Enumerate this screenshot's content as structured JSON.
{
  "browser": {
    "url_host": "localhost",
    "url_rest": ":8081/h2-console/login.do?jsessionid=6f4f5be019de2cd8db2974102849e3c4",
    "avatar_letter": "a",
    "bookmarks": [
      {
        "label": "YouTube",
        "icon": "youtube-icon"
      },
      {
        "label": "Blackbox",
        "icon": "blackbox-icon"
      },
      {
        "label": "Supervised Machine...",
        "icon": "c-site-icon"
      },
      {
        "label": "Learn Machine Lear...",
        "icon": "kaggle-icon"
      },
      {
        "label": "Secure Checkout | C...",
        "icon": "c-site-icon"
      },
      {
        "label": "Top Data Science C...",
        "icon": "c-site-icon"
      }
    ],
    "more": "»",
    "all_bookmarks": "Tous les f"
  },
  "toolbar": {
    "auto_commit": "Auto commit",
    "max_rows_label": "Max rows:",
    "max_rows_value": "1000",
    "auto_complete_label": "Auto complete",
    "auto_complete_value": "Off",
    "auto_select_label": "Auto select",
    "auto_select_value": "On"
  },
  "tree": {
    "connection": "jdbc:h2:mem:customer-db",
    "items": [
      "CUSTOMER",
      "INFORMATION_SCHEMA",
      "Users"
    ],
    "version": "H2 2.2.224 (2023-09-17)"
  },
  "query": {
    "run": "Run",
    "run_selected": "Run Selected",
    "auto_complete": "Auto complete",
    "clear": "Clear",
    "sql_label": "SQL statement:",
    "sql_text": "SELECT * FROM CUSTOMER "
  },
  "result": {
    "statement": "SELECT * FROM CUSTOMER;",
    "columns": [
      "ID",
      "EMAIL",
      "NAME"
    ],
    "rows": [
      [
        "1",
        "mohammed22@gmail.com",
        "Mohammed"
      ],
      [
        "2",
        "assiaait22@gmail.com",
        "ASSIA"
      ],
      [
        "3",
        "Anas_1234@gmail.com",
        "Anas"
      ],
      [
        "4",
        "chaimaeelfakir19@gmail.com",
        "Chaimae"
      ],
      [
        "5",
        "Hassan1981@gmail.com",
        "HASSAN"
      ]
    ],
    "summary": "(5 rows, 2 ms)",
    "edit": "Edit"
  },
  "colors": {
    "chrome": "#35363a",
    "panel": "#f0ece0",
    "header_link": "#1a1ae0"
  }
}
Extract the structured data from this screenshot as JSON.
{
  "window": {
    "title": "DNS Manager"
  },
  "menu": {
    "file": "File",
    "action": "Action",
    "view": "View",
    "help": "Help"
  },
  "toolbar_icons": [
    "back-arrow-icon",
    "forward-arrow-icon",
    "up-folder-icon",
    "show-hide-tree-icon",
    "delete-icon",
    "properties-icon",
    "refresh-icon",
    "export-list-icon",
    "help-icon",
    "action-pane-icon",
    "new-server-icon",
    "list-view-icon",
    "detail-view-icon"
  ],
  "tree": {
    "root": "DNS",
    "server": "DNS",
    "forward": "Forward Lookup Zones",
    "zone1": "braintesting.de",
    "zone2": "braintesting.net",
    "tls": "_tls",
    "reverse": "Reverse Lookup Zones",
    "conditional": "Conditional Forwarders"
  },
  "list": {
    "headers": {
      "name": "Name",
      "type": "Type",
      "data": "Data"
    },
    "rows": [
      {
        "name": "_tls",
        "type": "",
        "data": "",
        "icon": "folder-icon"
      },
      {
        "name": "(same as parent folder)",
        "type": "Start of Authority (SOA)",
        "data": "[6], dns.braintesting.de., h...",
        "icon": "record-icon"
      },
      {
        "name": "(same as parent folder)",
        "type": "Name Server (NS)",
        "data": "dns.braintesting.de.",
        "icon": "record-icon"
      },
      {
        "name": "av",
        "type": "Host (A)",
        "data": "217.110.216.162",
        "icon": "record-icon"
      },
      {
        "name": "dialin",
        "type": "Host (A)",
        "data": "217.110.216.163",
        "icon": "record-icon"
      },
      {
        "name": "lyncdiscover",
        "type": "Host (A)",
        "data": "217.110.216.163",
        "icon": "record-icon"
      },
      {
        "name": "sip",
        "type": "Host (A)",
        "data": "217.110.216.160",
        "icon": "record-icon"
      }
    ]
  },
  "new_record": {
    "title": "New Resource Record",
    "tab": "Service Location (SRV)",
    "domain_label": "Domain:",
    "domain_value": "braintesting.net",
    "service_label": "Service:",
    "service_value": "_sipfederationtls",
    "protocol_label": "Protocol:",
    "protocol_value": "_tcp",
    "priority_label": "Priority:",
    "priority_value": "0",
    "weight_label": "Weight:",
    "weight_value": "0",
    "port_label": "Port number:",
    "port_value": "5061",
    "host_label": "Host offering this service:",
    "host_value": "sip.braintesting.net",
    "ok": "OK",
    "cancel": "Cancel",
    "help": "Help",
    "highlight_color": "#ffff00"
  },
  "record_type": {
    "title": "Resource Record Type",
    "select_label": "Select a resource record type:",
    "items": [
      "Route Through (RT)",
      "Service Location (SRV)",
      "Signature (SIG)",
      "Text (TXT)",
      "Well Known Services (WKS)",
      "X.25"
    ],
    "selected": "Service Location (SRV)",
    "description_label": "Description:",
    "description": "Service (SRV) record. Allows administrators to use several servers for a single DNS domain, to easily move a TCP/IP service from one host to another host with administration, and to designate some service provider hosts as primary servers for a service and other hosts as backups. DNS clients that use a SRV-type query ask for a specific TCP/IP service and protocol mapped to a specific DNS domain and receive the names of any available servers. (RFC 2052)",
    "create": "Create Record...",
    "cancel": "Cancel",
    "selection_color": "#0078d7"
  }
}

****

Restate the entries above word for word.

● **Finished exercise**:
Enumerate this screenshot's content as structured JSON.
{
  "browser": {
    "url_host": "localhost",
    "url_rest": ":8081/h2-console/login.do?jsessionid=6f4f5be019de2cd8db2974102849e3c4",
    "avatar_letter": "a",
    "bookmarks": [
      {
        "label": "YouTube",
        "icon": "youtube-icon"
      },
      {
        "label": "Blackbox",
        "icon": "blackbox-icon"
      },
      {
        "label": "Supervised Machine...",
        "icon": "c-site-icon"
      },
      {
        "label": "Learn Machine Lear...",
        "icon": "kaggle-icon"
      },
      {
        "label": "Secure Checkout | C...",
        "icon": "c-site-icon"
      },
      {
        "label": "Top Data Science C...",
        "icon": "c-site-icon"
      }
    ],
    "more": "»",
    "all_bookmarks": "Tous les f"
  },
  "toolbar": {
    "auto_commit": "Auto commit",
    "max_rows_label": "Max rows:",
    "max_rows_value": "1000",
    "auto_complete_label": "Auto complete",
    "auto_complete_value": "Off",
    "auto_select_label": "Auto select",
    "auto_select_value": "On"
  },
  "tree": {
    "connection": "jdbc:h2:mem:customer-db",
    "items": [
      "CUSTOMER",
      "INFORMATION_SCHEMA",
      "Users"
    ],
    "version": "H2 2.2.224 (2023-09-17)"
  },
  "query": {
    "run": "Run",
    "run_selected": "Run Selected",
    "auto_complete": "Auto complete",
    "clear": "Clear",
    "sql_label": "SQL statement:",
    "sql_text": "SELECT * FROM CUSTOMER "
  },
  "result": {
    "statement": "SELECT * FROM CUSTOMER;",
    "columns": [
      "ID",
      "EMAIL",
      "NAME"
    ],
    "rows": [
      [
        "1",
        "mohammed22@gmail.com",
        "Mohammed"
      ],
      [
        "2",
        "assiaait22@gmail.com",
        "ASSIA"
      ],
      [
        "3",
        "Anas_1234@gmail.com",
        "Anas"
      ],
      [
        "4",
        "chaimaeelfakir19@gmail.com",
        "Chaimae"
      ],
      [
        "5",
        "Hassan1981@gmail.com",
        "HASSAN"
      ]
    ],
    "summary": "(5 rows, 2 ms)",
    "edit": "Edit"
  },
  "colors": {
    "chrome": "#35363a",
    "panel": "#f0ece0",
    "header_link": "#1a1ae0"
  }
}
Extract the structured data from this screenshot as JSON.
{
  "window": {
    "title": "DNS Manager"
  },
  "menu": {
    "file": "File",
    "action": "Action",
    "view": "View",
    "help": "Help"
  },
  "toolbar_icons": [
    "back-arrow-icon",
    "forward-arrow-icon",
    "up-folder-icon",
    "show-hide-tree-icon",
    "delete-icon",
    "properties-icon",
    "refresh-icon",
    "export-list-icon",
    "help-icon",
    "action-pane-icon",
    "new-server-icon",
    "list-view-icon",
    "detail-view-icon"
  ],
  "tree": {
    "root": "DNS",
    "server": "DNS",
    "forward": "Forward Lookup Zones",
    "zone1": "braintesting.de",
    "zone2": "braintesting.net",
    "tls": "_tls",
    "reverse": "Reverse Lookup Zones",
    "conditional": "Conditional Forwarders"
  },
  "list": {
    "headers": {
      "name": "Name",
      "type": "Type",
      "data": "Data"
    },
    "rows": [
      {
        "name": "_tls",
        "type": "",
        "data": "",
        "icon": "folder-icon"
      },
      {
        "name": "(same as parent folder)",
        "type": "Start of Authority (SOA)",
        "data": "[6], dns.braintesting.de., h...",
        "icon": "record-icon"
      },
      {
        "name": "(same as parent folder)",
        "type": "Name Server (NS)",
        "data": "dns.braintesting.de.",
        "icon": "record-icon"
      },
      {
        "name": "av",
        "type": "Host (A)",
        "data": "217.110.216.162",
        "icon": "record-icon"
      },
      {
        "name": "dialin",
        "type": "Host (A)",
        "data": "217.110.216.163",
        "icon": "record-icon"
      },
      {
        "name": "lyncdiscover",
        "type": "Host (A)",
        "data": "217.110.216.163",
        "icon": "record-icon"
      },
      {
        "name": "sip",
        "type": "Host (A)",
        "data": "217.110.216.160",
        "icon": "record-icon"
      }
    ]
  },
  "new_record": {
    "title": "New Resource Record",
    "tab": "Service Location (SRV)",
    "domain_label": "Domain:",
    "domain_value": "braintesting.net",
    "service_label": "Service:",
    "service_value": "_sipfederationtls",
    "protocol_label": "Protocol:",
    "protocol_value": "_tcp",
    "priority_label": "Priority:",
    "priority_value": "0",
    "weight_label": "Weight:",
    "weight_value": "0",
    "port_label": "Port number:",
    "port_value": "5061",
    "host_label": "Host offering this service:",
    "host_value": "sip.braintesting.net",
    "ok": "OK",
    "cancel": "Cancel",
    "help": "Help",
    "highlight_color": "#ffff00"
  },
  "record_type": {
    "title": "Resource Record Type",
    "select_label": "Select a resource record type:",
    "items": [
      "Route Through (RT)",
      "Service Location (SRV)",
      "Signature (SIG)",
      "Text (TXT)",
      "Well Known Services (WKS)",
      "X.25"
    ],
    "selected": "Service Location (SRV)",
    "description_label": "Description:",
    "description": "Service (SRV) record. Allows administrators to use several servers for a single DNS domain, to easily move a TCP/IP service from one host to another host with administration, and to designate some service provider hosts as primary servers for a service and other hosts as backups. DNS clients that use a SRV-type query ask for a specific TCP/IP service and protocol mapped to a specific DNS domain and receive the names of any available servers. (RFC 2052)",
    "create": "Create Record...",
    "cancel": "Cancel",
    "selection_color": "#0078d7"
  }
}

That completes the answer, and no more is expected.